## TASK
The result should be every line of the listing that holds the word "background".

## DATA LISTING
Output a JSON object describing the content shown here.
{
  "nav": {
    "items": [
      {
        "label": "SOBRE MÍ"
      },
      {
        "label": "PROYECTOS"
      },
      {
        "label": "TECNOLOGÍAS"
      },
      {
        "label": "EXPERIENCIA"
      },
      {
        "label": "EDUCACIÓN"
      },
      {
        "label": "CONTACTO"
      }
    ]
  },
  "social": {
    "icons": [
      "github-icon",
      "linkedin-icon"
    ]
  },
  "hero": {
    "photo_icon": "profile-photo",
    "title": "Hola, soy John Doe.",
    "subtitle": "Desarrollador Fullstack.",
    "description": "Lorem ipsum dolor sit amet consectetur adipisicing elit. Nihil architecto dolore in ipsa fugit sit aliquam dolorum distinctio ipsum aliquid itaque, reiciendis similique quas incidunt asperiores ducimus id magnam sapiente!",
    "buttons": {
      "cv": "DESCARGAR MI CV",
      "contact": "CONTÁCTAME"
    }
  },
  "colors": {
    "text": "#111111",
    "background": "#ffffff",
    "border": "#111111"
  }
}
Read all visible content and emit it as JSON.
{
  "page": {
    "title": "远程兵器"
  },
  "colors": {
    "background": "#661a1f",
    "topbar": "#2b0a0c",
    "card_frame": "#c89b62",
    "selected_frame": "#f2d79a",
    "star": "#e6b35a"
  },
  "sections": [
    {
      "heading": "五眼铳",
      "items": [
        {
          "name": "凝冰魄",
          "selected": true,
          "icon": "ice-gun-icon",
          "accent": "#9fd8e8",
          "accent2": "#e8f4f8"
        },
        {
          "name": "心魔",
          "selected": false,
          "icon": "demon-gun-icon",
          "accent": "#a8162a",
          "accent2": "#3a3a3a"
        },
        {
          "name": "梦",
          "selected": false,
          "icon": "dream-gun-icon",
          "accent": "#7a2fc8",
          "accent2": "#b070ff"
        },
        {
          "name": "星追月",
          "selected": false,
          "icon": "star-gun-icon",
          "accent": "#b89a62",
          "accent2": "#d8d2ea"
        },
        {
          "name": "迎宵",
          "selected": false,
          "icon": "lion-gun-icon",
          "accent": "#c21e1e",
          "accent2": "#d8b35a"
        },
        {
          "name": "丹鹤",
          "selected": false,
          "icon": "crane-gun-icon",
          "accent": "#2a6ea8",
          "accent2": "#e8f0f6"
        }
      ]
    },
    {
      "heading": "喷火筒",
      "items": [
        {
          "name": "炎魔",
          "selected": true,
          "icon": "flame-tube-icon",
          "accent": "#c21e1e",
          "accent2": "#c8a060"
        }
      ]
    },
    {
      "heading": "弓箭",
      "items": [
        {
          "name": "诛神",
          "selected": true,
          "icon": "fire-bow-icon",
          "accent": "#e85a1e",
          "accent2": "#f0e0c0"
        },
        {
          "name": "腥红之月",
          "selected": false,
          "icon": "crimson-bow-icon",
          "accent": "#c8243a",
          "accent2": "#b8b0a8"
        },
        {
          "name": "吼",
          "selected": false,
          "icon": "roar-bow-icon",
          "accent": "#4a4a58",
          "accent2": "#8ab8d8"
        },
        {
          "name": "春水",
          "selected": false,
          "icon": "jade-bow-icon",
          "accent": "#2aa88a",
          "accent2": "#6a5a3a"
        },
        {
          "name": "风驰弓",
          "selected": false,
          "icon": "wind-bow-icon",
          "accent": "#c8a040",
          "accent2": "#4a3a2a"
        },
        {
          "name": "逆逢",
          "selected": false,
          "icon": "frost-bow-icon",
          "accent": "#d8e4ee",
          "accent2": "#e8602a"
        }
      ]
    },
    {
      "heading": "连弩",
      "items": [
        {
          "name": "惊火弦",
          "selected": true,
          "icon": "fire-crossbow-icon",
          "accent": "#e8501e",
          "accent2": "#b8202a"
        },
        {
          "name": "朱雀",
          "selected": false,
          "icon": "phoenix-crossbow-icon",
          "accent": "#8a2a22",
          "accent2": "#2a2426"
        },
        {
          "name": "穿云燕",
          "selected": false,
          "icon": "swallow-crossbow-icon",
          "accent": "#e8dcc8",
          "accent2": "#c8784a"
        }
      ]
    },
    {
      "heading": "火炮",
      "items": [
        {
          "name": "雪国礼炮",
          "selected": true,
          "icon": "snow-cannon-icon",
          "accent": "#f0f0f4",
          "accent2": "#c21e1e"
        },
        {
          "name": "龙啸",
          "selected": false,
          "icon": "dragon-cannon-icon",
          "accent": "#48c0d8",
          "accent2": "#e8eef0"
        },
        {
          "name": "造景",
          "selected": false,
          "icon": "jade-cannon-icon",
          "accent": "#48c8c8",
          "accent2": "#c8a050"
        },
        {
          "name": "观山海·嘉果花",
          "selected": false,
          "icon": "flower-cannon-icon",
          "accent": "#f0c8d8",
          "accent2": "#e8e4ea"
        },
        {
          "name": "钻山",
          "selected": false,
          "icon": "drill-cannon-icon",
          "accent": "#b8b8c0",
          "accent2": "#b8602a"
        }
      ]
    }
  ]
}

## ANSWER SPACE
    "background": "#ffffff",
    "background": "#661a1f",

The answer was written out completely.